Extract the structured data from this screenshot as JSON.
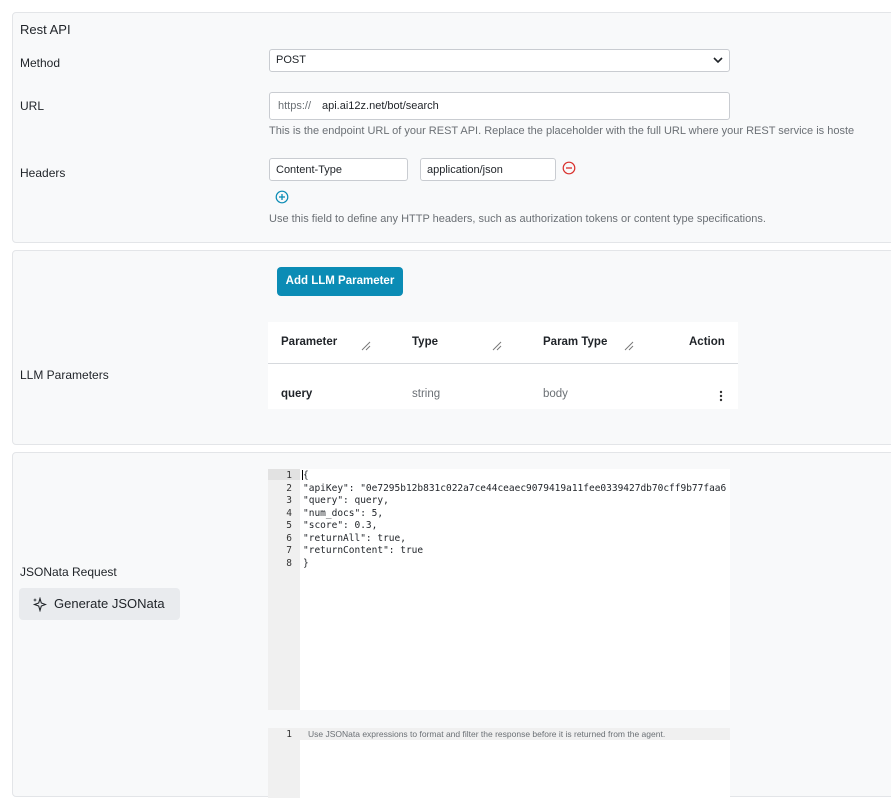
{
  "rest_api": {
    "title": "Rest API",
    "method_label": "Method",
    "method_value": "POST",
    "url_label": "URL",
    "url_prefix": "https://",
    "url_value": "api.ai12z.net/bot/search",
    "url_help": "This is the endpoint URL of your REST API. Replace the placeholder with the full URL where your REST service is hoste",
    "headers_label": "Headers",
    "header_key": "Content-Type",
    "header_value": "application/json",
    "headers_help": "Use this field to define any HTTP headers, such as authorization tokens or content type specifications."
  },
  "llm": {
    "label": "LLM Parameters",
    "add_button": "Add LLM Parameter",
    "columns": [
      "Parameter",
      "Type",
      "Param Type",
      "Action"
    ],
    "rows": [
      {
        "parameter": "query",
        "type": "string",
        "param_type": "body"
      }
    ]
  },
  "jsonata": {
    "label": "JSONata Request",
    "generate_button": "Generate JSONata",
    "request_lines": [
      {
        "n": "1",
        "code": "{"
      },
      {
        "n": "2",
        "code": "\"apiKey\": \"0e7295b12b831c022a7ce44ceaec9079419a11fee0339427db70cff9b77faa6"
      },
      {
        "n": "3",
        "code": "\"query\": query,"
      },
      {
        "n": "4",
        "code": "\"num_docs\": 5,"
      },
      {
        "n": "5",
        "code": "\"score\": 0.3,"
      },
      {
        "n": "6",
        "code": "\"returnAll\": true,"
      },
      {
        "n": "7",
        "code": "\"returnContent\": true"
      },
      {
        "n": "8",
        "code": "}"
      }
    ],
    "response_line_number": "1",
    "response_placeholder": "Use JSONata expressions to format and filter the response before it is returned from the agent."
  },
  "colors": {
    "accent": "#0b8cb5",
    "remove": "#d9302c",
    "add": "#0b8cb5"
  }
}
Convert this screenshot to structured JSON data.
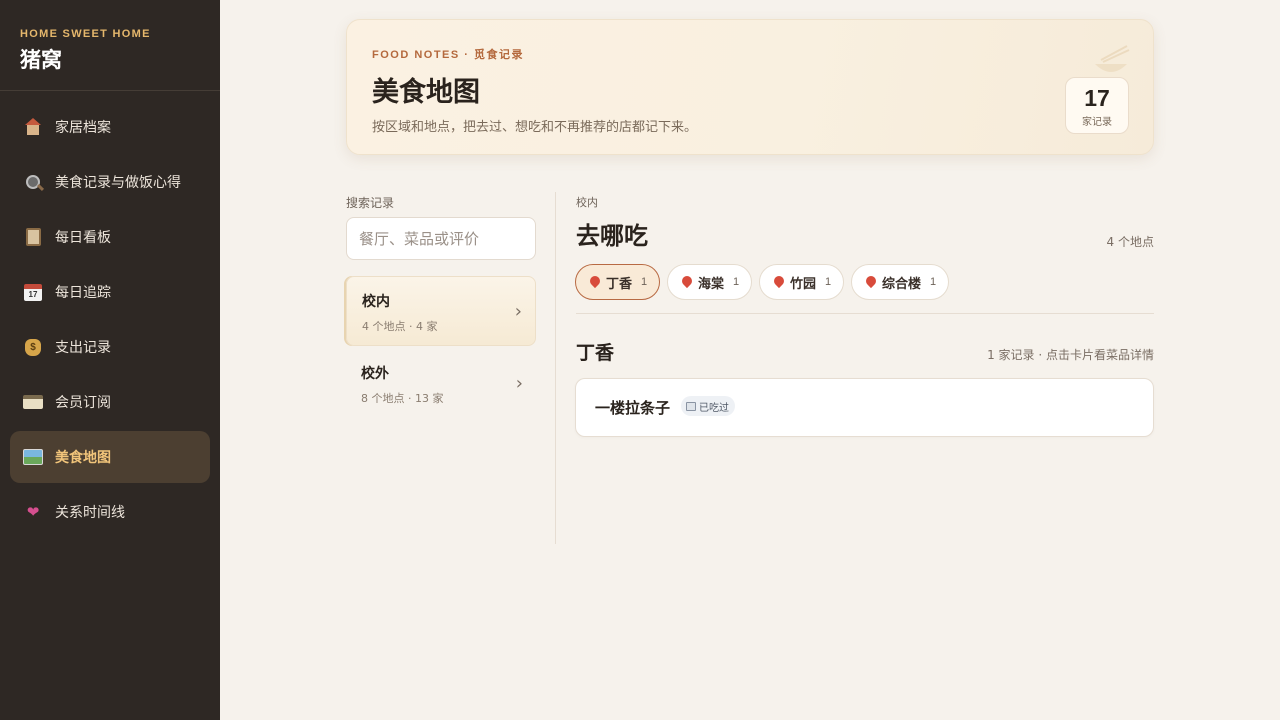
{
  "sidebar": {
    "brand_sub": "HOME SWEET HOME",
    "brand_title": "猪窝",
    "items": [
      {
        "label": "家居档案",
        "icon": "house-icon"
      },
      {
        "label": "美食记录与做饭心得",
        "icon": "frying-pan-icon"
      },
      {
        "label": "每日看板",
        "icon": "clipboard-icon"
      },
      {
        "label": "每日追踪",
        "icon": "calendar-icon"
      },
      {
        "label": "支出记录",
        "icon": "money-bag-icon"
      },
      {
        "label": "会员订阅",
        "icon": "credit-card-icon"
      },
      {
        "label": "美食地图",
        "icon": "map-icon",
        "active": true
      },
      {
        "label": "关系时间线",
        "icon": "heart-icon"
      }
    ],
    "calendar_icon_text": "17",
    "money_icon_text": "$"
  },
  "hero": {
    "eyebrow": "FOOD NOTES · 觅食记录",
    "title": "美食地图",
    "description": "按区域和地点，把去过、想吃和不再推荐的店都记下来。",
    "count": "17",
    "count_label": "家记录"
  },
  "search": {
    "label": "搜索记录",
    "placeholder": "餐厅、菜品或评价",
    "value": ""
  },
  "regions": [
    {
      "name": "校内",
      "meta": "4 个地点 · 4 家",
      "active": true
    },
    {
      "name": "校外",
      "meta": "8 个地点 · 13 家",
      "active": false
    }
  ],
  "chevron": "›",
  "main": {
    "breadcrumb": "校内",
    "title": "去哪吃",
    "place_count": "4 个地点",
    "chips": [
      {
        "label": "丁香",
        "count": "1",
        "active": true
      },
      {
        "label": "海棠",
        "count": "1"
      },
      {
        "label": "竹园",
        "count": "1"
      },
      {
        "label": "综合楼",
        "count": "1"
      }
    ],
    "section_title": "丁香",
    "section_meta": "1 家记录 · 点击卡片看菜品详情",
    "restaurants": [
      {
        "name": "一楼拉条子",
        "tag": "已吃过",
        "tag_icon": "utensils-icon"
      }
    ]
  },
  "colors": {
    "sidebar_bg": "#2e2824",
    "accent": "#f1c47a",
    "page_bg": "#f6f2ec",
    "chip_active_border": "#b86a43",
    "pin": "#d84b3b"
  }
}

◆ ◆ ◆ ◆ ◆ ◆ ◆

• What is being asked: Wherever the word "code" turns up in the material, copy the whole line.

• Response area:
        "code": "{"
        "code": "\"apiKey\": \"0e7295b12b831c022a7ce44ceaec9079419a11fee0339427db70cff9b77faa6"
        "code": "\"query\": query,"
        "code": "\"num_docs\": 5,"
        "code": "\"score\": 0.3,"
        "code": "\"returnAll\": true,"
        "code": "\"returnContent\": true"
        "code": "}"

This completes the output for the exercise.